EXERCISE DESCRIPTION — Where a line of the material includes the string "this", copy that line.

TASK INPUTS —
******
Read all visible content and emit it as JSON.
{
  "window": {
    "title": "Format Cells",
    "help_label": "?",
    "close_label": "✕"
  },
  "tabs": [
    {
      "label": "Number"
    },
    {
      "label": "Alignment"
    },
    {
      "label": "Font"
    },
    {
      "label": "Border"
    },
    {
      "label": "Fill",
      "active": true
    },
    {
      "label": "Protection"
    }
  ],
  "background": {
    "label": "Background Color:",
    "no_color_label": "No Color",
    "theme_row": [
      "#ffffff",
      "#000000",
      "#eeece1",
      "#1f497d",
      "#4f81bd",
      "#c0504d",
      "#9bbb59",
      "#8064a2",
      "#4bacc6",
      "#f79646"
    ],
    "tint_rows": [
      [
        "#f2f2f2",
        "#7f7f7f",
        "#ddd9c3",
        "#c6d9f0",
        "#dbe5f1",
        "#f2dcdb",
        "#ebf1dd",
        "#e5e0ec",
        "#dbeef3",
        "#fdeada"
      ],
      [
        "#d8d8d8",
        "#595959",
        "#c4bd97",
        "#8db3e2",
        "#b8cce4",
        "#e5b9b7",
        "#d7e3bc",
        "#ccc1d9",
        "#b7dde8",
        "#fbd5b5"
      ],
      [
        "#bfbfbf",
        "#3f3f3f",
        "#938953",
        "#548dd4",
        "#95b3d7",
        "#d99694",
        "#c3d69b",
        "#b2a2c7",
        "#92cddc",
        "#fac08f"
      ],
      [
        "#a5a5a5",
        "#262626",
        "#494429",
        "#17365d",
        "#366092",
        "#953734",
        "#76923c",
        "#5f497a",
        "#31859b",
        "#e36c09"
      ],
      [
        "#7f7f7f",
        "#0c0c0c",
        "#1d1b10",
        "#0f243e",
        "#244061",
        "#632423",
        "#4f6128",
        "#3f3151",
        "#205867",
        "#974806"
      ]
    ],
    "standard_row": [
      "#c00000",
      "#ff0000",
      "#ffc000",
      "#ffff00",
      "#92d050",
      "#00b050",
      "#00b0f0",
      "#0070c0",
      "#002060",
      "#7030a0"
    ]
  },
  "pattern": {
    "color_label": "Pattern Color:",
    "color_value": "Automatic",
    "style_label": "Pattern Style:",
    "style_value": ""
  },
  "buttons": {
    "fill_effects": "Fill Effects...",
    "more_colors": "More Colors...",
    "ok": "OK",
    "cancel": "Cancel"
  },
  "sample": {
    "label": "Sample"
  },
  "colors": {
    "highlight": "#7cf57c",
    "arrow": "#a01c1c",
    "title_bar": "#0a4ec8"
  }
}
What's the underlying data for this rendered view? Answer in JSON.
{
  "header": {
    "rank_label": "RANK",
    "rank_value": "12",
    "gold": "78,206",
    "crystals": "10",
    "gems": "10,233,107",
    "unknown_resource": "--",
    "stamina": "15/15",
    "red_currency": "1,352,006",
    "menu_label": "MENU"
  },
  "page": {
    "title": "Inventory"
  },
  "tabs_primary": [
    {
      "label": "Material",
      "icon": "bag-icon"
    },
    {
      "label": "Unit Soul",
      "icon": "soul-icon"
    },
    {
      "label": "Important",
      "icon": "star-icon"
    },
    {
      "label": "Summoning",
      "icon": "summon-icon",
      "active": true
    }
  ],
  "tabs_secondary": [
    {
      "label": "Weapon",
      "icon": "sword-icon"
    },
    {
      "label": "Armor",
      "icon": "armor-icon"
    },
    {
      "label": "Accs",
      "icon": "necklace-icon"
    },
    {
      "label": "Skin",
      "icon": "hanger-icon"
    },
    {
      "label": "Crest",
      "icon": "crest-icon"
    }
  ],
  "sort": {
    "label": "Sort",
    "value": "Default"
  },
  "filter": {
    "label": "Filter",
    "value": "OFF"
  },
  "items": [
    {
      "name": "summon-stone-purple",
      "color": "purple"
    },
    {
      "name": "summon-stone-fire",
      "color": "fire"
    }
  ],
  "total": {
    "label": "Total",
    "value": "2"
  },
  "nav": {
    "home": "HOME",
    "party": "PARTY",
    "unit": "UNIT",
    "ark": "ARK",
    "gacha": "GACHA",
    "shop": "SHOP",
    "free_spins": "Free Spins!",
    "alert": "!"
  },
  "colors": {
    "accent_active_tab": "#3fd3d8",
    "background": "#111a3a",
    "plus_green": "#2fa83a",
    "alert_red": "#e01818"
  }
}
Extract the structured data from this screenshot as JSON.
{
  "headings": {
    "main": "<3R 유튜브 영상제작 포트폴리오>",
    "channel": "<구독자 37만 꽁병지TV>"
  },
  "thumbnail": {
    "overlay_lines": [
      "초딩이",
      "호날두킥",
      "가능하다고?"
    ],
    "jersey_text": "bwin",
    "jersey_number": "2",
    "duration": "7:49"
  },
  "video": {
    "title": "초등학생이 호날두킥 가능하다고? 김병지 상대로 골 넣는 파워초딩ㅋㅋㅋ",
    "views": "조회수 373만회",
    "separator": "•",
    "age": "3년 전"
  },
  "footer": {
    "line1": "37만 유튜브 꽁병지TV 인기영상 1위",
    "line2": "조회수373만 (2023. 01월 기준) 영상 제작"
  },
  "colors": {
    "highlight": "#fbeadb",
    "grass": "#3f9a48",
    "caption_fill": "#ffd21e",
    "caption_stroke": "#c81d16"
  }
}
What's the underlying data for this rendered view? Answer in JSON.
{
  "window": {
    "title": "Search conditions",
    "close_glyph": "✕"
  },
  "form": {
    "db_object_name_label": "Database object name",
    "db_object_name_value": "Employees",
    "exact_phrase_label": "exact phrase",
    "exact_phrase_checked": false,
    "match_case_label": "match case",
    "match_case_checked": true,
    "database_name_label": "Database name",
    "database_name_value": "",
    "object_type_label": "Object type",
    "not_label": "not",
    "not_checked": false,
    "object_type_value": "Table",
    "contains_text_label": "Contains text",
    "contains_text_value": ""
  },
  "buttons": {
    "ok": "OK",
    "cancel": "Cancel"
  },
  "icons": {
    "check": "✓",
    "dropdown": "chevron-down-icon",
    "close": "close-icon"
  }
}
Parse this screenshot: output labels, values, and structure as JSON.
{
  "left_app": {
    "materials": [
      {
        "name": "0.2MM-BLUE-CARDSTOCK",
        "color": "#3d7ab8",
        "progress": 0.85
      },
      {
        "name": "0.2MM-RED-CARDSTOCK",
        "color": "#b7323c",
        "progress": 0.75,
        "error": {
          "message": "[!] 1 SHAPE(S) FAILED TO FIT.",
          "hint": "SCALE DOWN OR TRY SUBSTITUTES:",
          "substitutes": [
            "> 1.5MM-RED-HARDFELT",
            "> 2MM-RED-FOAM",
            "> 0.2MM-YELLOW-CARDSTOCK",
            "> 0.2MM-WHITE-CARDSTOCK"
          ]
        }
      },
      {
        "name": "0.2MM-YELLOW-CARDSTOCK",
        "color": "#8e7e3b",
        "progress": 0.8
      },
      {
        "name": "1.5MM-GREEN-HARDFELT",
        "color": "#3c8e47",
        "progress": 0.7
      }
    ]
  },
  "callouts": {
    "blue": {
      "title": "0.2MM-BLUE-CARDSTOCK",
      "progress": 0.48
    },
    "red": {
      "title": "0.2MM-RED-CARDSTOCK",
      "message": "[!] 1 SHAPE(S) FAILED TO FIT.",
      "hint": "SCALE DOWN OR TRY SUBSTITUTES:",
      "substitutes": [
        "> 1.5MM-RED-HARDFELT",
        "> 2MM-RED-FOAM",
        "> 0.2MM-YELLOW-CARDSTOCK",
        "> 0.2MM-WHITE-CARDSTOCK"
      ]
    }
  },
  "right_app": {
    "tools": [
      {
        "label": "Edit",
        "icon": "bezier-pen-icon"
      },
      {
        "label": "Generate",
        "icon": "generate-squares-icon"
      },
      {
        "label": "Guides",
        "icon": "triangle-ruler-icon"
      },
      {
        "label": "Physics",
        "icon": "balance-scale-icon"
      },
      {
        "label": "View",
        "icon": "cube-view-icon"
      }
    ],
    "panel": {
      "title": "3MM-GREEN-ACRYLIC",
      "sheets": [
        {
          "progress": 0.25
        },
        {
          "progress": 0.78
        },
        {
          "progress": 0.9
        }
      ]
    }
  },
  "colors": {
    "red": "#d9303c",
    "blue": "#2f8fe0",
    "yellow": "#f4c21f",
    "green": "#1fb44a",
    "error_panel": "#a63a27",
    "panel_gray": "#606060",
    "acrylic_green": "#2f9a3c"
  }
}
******
FINISHED EXERCISE —
What's the underlying data for this rendered view? Answer in JSON.
Extract the structured data from this screenshot as JSON.
What's the underlying data for this rendered view? Answer in JSON.
Parse this screenshot: output labels, values, and structure as JSON.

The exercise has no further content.